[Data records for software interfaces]

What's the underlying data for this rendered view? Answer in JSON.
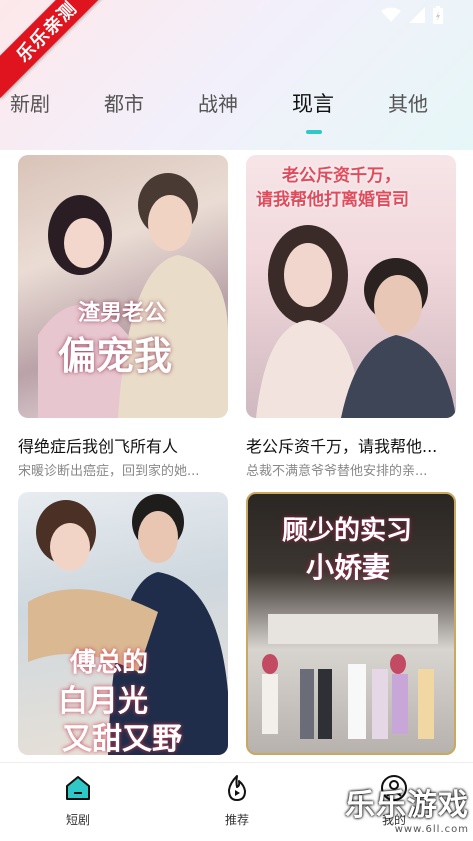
{
  "ribbon": "乐乐亲测",
  "tabs": [
    {
      "label": "新剧"
    },
    {
      "label": "都市"
    },
    {
      "label": "战神"
    },
    {
      "label": "现言"
    },
    {
      "label": "其他"
    }
  ],
  "active_tab": "现言",
  "cards": [
    {
      "title": "得绝症后我创飞所有人",
      "desc": "宋暖诊断出癌症，回到家的她...",
      "poster_text": [
        "渣男老公",
        "偏宠我"
      ]
    },
    {
      "title": "老公斥资千万，请我帮他...",
      "desc": "总裁不满意爷爷替他安排的亲...",
      "poster_text": [
        "老公斥资千万，",
        "请我帮他打离婚官司"
      ]
    },
    {
      "title": "",
      "desc": "",
      "poster_text": [
        "傅总的",
        "白月光",
        "又甜又野"
      ]
    },
    {
      "title": "",
      "desc": "",
      "poster_text": [
        "顾少的实习",
        "小娇妻"
      ]
    }
  ],
  "nav": [
    {
      "label": "短剧",
      "icon": "home-icon"
    },
    {
      "label": "推荐",
      "icon": "flame-play-icon"
    },
    {
      "label": "我的",
      "icon": "user-icon"
    }
  ],
  "watermark": {
    "text": "乐乐游戏",
    "sub": "www.6ll.com"
  },
  "colors": {
    "accent": "#2ec8c6",
    "ribbon": "#e0141e"
  }
}
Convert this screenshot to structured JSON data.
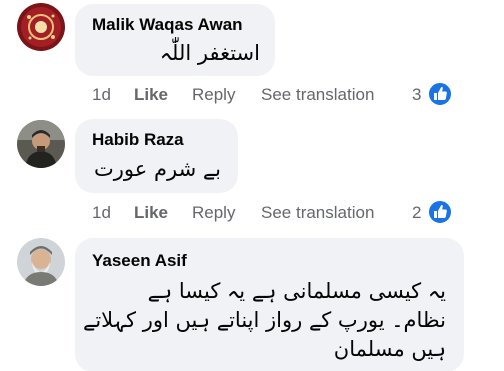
{
  "comments": [
    {
      "author": "Malik Waqas Awan",
      "text": "استغفر اللّٰہ",
      "time": "1d",
      "like": "Like",
      "reply": "Reply",
      "translate": "See translation",
      "reactions": "3",
      "reaction_icon": "like-icon"
    },
    {
      "author": "Habib Raza",
      "text": "بے شرم عورت",
      "time": "1d",
      "like": "Like",
      "reply": "Reply",
      "translate": "See translation",
      "reactions": "2",
      "reaction_icon": "like-icon"
    },
    {
      "author": "Yaseen Asif",
      "lines": [
        "یہ کیسی مسلمانی ہے یہ کیسا ہے",
        "نظام۔ یورپ کے رواز اپناتے ہیں اور کہلاتے",
        "ہیں مسلمان"
      ]
    }
  ],
  "colors": {
    "bubble": "#f0f2f5",
    "meta_text": "#65676b",
    "like_blue": "#1b74e4"
  }
}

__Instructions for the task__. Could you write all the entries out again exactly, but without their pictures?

__Answer to this task__.
What's the underlying data for this rendered view? Answer in JSON.
{
  "ribbon": "乐乐亲测",
  "tabs": [
    {
      "label": "新剧"
    },
    {
      "label": "都市"
    },
    {
      "label": "战神"
    },
    {
      "label": "现言"
    },
    {
      "label": "其他"
    }
  ],
  "active_tab": "现言",
  "cards": [
    {
      "title": "得绝症后我创飞所有人",
      "desc": "宋暖诊断出癌症，回到家的她...",
      "poster_text": [
        "渣男老公",
        "偏宠我"
      ]
    },
    {
      "title": "老公斥资千万，请我帮他...",
      "desc": "总裁不满意爷爷替他安排的亲...",
      "poster_text": [
        "老公斥资千万，",
        "请我帮他打离婚官司"
      ]
    },
    {
      "title": "",
      "desc": "",
      "poster_text": [
        "傅总的",
        "白月光",
        "又甜又野"
      ]
    },
    {
      "title": "",
      "desc": "",
      "poster_text": [
        "顾少的实习",
        "小娇妻"
      ]
    }
  ],
  "nav": [
    {
      "label": "短剧",
      "icon": "home-icon"
    },
    {
      "label": "推荐",
      "icon": "flame-play-icon"
    },
    {
      "label": "我的",
      "icon": "user-icon"
    }
  ],
  "watermark": {
    "text": "乐乐游戏",
    "sub": "www.6ll.com"
  },
  "colors": {
    "accent": "#2ec8c6",
    "ribbon": "#e0141e"
  }
}
Convert this screenshot to structured JSON data.
{
  "comments": [
    {
      "author": "Malik Waqas Awan",
      "text": "استغفر اللّٰہ",
      "time": "1d",
      "like": "Like",
      "reply": "Reply",
      "translate": "See translation",
      "reactions": "3",
      "reaction_icon": "like-icon"
    },
    {
      "author": "Habib Raza",
      "text": "بے شرم عورت",
      "time": "1d",
      "like": "Like",
      "reply": "Reply",
      "translate": "See translation",
      "reactions": "2",
      "reaction_icon": "like-icon"
    },
    {
      "author": "Yaseen Asif",
      "lines": [
        "یہ کیسی مسلمانی ہے یہ کیسا ہے",
        "نظام۔ یورپ کے رواز اپناتے ہیں اور کہلاتے",
        "ہیں مسلمان"
      ]
    }
  ],
  "colors": {
    "bubble": "#f0f2f5",
    "meta_text": "#65676b",
    "like_blue": "#1b74e4"
  }
}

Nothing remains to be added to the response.